Local boy takes part in Rotary Youth Exchange
MARQUETTE — John Skendzel might not have to necessarily be fluent in Japanese to get a lot out of his upcoming experience as an exchange student in that Asian country.
Skendzel, who would have been a senior at Marquette Senior High School this year, is a member of Rotary Youth Exchange, a worldwide organization. He spoke with The Mining Journal before leaving for Japan in mid-August.
“They bring young kids like myself and they send them across the globe as exchange students,” Skendzel said. “Basically, it’s in order to promote world peace and understanding through cultures.”
His overseas destination is the city of Joetsu, Japan.
“This is something I’ve wanted to do for years,” Skendzel said, which prompted him to apply for the program.
In fact, he said his family has hosted an exchange student — twice. One student was from Thailand while the other was from India.
“It was interesting because I never had to explain stuff like American football or anything like that because everyone in America knows what it’s like and knows what it is,” Skendzel said.
So, Skendzel’s already had some first-hand multicultural experience and fun showing American culture to other people.
“For me, being someone who is very interested in learning about different cultures and learning different languages, it was amazing,” Skendzel said. “I got to make deep connections with these people who come from all over the world, connections that we usually don’t get to make in Marquette.”
He said the Thai and Indian students who lived with his family knew English, although not every exchange student knows the language that well.
“But by the time that they leave, they’re mostly fluent,” Skendzel said.
As far as his knowledge of Japanese goes, he acknowledged he knows just the basics.
“As of now, I can’t read or write Japanese,” Skendzel said.
However, instead of depending on a host family, he would rather rely on what little Japanese he knows so he can learn the language.
“They say the best host families are the ones that speak little to no English because then you’ll actually have to use your host language,” said Skendzel, who also speaks Spanish.
Being bilingual might help a little bit, but he pointed out that Japanese and Spanish are different languages.
Of course, his experience in Japan will involve more than mastering a new language. He will be immersed in its environment, culture and basic way of life.
“I’m excited for him,” said his mother, Melissa.
Did he choose Japan as his exchange country, or what it chosen for him? It was a bit of both, he said.
Skendzel had to provide a list of the top countries he wanted to visit, which was sent to the Central States Rotary Youth Exchange Program of which Michigan is a part.
His first choice was Brazil while Japan was second on his list.
Although Japan wasn’t his top choice, he had seen a Japanese presentation at a Rotary conference’s cultural fair in Minocqua, Wisconsin, which he called “really cool and interesting.”
“I am big into Latin American culture, so I wouldn’t even have listed Japan,” Skendzel said.
The culture fair, though, changed his mind.
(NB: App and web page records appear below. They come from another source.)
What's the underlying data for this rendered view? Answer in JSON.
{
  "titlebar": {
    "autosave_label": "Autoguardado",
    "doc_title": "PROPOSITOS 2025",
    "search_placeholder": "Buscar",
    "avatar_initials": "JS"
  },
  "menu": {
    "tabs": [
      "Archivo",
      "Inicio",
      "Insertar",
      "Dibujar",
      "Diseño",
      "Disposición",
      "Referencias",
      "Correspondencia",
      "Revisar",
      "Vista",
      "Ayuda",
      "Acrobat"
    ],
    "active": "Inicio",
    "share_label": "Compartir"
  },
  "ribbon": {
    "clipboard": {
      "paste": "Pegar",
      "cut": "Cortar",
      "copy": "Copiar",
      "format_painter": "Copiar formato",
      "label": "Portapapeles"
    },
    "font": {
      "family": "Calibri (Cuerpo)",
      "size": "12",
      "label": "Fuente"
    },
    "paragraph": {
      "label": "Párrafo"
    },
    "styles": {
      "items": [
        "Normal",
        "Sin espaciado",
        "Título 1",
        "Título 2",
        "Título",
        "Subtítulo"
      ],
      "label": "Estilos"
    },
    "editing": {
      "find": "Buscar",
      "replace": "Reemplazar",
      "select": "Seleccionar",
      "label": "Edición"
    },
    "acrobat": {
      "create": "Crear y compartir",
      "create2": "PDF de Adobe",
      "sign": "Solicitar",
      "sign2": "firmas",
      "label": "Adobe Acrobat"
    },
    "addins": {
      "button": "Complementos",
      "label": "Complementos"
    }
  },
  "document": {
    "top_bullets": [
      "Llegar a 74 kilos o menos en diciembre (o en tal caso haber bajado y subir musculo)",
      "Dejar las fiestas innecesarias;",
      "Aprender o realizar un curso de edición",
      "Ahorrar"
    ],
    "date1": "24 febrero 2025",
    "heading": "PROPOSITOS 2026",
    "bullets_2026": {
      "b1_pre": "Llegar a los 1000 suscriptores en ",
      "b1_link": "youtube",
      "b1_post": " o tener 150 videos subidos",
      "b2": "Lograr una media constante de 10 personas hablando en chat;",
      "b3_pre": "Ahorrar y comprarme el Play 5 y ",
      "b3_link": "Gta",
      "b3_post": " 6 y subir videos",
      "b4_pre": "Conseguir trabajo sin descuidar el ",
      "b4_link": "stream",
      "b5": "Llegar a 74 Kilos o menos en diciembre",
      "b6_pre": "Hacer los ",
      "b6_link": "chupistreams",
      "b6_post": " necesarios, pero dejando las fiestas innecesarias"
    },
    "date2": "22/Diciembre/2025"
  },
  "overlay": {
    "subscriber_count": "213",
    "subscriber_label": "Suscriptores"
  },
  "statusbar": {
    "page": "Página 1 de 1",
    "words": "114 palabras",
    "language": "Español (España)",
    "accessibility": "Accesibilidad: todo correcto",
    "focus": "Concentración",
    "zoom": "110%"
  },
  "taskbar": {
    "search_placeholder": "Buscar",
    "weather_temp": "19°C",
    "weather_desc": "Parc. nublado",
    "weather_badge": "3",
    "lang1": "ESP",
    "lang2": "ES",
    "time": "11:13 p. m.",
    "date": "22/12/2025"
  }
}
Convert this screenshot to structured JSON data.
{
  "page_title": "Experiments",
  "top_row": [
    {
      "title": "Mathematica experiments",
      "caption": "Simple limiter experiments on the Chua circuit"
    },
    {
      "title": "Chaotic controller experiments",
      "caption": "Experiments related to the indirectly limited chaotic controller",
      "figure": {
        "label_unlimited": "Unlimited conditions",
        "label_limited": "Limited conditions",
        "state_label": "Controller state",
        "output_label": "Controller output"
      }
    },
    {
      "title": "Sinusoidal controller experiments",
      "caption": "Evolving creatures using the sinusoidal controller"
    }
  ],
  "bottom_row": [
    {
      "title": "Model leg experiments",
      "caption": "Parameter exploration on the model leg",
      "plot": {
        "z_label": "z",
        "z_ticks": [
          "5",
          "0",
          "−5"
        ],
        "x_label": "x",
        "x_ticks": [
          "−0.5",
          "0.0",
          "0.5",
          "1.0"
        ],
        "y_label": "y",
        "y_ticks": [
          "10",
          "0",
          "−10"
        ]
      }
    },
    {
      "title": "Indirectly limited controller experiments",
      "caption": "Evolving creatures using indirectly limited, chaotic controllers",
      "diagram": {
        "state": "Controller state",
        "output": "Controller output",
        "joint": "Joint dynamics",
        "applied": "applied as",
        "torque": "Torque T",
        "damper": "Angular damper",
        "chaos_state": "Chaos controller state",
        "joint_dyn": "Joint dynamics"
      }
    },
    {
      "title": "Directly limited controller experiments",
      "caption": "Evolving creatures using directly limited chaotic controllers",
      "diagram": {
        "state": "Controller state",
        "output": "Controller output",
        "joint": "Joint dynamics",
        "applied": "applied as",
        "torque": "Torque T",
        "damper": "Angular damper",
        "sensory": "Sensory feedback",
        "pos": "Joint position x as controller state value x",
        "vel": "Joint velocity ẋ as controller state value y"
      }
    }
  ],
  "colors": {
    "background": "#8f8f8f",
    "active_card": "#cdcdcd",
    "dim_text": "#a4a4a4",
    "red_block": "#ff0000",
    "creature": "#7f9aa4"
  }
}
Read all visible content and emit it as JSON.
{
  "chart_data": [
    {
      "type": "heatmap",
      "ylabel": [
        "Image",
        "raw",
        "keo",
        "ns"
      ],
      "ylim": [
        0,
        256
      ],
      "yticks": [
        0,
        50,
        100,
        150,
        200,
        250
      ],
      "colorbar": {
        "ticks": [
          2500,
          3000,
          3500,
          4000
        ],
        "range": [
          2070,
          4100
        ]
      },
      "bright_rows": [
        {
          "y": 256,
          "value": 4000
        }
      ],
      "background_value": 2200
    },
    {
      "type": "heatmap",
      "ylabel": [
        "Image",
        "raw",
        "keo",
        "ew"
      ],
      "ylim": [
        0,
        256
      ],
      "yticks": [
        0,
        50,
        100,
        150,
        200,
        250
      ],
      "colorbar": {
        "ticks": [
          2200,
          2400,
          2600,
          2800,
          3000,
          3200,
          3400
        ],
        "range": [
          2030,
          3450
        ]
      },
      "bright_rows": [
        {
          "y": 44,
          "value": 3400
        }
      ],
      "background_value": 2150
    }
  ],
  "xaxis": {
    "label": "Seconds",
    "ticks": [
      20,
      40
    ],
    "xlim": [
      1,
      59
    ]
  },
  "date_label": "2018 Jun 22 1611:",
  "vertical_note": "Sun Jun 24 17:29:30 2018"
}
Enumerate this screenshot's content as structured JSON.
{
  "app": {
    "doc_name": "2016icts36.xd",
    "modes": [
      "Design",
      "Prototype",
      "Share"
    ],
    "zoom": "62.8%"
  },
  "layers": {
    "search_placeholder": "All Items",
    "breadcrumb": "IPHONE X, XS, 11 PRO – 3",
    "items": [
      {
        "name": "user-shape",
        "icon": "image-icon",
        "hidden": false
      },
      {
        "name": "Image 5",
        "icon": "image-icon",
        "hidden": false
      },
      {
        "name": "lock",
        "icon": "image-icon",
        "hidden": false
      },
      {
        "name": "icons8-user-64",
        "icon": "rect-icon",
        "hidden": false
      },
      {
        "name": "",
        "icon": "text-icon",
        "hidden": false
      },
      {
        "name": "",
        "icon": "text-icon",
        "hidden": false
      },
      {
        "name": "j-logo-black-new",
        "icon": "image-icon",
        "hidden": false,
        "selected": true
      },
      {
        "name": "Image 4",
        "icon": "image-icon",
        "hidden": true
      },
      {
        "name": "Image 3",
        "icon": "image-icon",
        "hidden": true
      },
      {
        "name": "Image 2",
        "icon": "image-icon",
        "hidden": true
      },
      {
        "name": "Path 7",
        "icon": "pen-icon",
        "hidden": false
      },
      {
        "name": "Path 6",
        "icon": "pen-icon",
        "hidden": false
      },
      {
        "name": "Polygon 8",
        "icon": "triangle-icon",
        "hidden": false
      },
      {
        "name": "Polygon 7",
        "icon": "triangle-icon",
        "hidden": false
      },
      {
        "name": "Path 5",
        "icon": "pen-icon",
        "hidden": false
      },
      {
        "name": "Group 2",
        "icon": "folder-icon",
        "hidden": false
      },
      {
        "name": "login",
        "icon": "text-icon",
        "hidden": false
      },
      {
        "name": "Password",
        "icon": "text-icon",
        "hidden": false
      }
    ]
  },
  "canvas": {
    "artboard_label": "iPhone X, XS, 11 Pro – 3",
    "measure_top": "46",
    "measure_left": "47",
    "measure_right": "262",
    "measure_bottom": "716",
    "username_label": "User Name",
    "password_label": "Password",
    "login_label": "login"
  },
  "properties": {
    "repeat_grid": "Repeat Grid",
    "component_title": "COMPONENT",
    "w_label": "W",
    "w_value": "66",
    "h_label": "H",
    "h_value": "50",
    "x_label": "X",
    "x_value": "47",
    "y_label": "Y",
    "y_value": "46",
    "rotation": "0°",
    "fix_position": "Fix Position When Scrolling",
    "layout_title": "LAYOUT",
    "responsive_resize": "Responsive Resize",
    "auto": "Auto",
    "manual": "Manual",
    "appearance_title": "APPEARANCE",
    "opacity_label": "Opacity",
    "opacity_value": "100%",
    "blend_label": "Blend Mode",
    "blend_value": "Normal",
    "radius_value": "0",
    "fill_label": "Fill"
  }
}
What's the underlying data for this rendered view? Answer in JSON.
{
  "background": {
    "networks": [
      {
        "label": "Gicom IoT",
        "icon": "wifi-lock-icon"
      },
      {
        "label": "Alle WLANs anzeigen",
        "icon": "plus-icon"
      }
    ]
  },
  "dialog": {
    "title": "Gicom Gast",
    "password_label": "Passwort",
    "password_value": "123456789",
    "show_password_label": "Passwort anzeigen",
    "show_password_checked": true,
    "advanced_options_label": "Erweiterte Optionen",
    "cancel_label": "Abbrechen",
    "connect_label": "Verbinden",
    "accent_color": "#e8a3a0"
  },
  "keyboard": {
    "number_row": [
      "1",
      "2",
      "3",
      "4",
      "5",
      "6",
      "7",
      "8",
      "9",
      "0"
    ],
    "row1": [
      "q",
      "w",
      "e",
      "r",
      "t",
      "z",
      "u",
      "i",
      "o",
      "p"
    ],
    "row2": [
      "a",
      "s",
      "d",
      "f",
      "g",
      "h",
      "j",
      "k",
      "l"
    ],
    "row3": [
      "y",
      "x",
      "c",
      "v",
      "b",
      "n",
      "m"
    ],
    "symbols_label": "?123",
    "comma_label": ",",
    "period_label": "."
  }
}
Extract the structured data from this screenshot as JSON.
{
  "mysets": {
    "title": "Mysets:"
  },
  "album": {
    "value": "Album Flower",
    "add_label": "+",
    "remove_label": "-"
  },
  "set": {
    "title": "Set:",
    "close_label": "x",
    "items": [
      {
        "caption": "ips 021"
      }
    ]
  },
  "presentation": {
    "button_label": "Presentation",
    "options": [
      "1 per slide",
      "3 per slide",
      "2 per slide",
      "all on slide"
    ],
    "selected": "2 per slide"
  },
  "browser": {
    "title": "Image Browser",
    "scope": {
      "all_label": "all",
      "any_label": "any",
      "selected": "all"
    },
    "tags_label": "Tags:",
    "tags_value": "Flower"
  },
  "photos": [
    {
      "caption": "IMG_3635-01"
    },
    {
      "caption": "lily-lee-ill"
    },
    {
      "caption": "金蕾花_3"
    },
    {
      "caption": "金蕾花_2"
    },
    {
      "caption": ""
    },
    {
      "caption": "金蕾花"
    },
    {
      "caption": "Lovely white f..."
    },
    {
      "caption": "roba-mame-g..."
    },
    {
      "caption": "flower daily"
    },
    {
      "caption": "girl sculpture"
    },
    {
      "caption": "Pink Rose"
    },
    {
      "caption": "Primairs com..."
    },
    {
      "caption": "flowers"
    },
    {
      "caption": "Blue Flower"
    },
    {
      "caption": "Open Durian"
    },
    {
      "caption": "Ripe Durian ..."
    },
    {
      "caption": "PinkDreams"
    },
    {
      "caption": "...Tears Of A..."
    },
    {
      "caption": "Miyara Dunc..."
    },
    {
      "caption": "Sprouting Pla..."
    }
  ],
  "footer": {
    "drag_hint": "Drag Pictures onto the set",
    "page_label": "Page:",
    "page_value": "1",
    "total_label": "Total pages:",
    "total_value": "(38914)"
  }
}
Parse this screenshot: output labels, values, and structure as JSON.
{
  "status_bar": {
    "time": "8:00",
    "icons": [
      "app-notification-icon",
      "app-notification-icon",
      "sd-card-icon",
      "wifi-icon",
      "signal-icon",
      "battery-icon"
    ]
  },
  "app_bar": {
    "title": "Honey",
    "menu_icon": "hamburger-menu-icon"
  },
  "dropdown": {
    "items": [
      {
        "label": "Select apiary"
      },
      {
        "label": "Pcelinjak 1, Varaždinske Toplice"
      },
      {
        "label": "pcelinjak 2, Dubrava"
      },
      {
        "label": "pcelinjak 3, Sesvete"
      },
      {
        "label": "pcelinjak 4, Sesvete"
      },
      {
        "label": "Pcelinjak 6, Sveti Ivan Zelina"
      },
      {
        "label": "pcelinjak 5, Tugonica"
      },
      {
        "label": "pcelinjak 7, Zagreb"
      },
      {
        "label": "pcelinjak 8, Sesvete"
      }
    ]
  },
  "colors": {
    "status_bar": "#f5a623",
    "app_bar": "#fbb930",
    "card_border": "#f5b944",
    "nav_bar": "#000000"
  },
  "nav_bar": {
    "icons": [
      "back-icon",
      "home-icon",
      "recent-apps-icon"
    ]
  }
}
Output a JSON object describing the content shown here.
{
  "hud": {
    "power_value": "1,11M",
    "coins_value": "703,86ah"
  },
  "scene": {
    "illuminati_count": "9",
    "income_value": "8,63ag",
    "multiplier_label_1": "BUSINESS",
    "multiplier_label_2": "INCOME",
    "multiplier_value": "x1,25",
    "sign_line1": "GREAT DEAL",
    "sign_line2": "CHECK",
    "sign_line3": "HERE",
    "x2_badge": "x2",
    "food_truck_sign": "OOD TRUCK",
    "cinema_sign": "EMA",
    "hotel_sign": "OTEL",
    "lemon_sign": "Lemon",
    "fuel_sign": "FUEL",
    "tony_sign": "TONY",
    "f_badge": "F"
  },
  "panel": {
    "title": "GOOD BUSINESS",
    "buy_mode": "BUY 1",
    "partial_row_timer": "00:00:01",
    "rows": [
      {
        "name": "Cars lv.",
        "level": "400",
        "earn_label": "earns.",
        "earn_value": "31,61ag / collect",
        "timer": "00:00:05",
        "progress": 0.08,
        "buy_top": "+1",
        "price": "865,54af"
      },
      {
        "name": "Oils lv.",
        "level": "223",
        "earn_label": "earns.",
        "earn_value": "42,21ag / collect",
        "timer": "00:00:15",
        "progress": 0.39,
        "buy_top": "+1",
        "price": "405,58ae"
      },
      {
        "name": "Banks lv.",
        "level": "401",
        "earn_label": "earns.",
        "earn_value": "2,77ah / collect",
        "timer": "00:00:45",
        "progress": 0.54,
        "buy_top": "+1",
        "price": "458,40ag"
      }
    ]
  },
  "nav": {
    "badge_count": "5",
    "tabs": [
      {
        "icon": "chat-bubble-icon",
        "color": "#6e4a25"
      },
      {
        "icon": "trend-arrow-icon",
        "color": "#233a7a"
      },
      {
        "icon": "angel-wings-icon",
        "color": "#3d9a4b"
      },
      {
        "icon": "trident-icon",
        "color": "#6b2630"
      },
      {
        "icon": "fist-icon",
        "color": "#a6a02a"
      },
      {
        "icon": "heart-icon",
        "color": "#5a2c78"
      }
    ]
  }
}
Skendzel plans to finish his senior year by taking online classes, with his stay in Japan expected to last 10 to 11 months.
He also will have the opportunity to live with three different families during various portions of his stay.
Ellen Weingarten is the Youth Exchange officer for the Marquette Breakfast Rotary Club.
Weingarten said in an email that the Marquette Breakfast Rotary Club and the Rotary Club of Marquette recently sent Marquette Senior High School students Skendzel and Emma Bradley abroad for a year-long exchange to Japan and Brazil, respectively. The two clubs, as well as the Rotary of Club of Ishpeming, also welcomed four students — from Spain, Brazil, Taiwan and Chile — for a year-long exchange.
“These students join over 8,000 exchange students sponsored by their local Rotary Clubs from around the world,” Weingarten said.
Over 40 countries participate in the Youth Exchange program that, she said, is for high school-aged students who are interested in living and studying abroad for one year. Students stay with up to three host families during their year abroad.
The program goal is to promote the advancement of international understanding, goodwill and peace at the person-to-person level, she said.
“Youth Exchange has a huge impact on these students, their friends and families and the people that support them,” Weingarten said. “They are given the opportunity to learn a new culture and language, to be an ambassador for their country and culture, and Rotary.
“But the biggest benefit is having the opportunity to develop independence and learn a new language. These are skills that will serve them well for the rest of their lives.”
Weingarten said that anyone interested in hosting a student or going through an exchange can contact one of three local Rotary Clubs: Marquette Breakfast, Rotary Club of Marquette, or the Rotary Club of Ishpeming, or send an email to email@example.com.
“I just think it’s a great idea for kids, high school age like myself, to go on exchange because it opens up a whole new world of possibilities,” Skendzel said.
Christie Bleck can be reached at 906-228-2500, ext. 250. Her email address is firstname.lastname@example.org.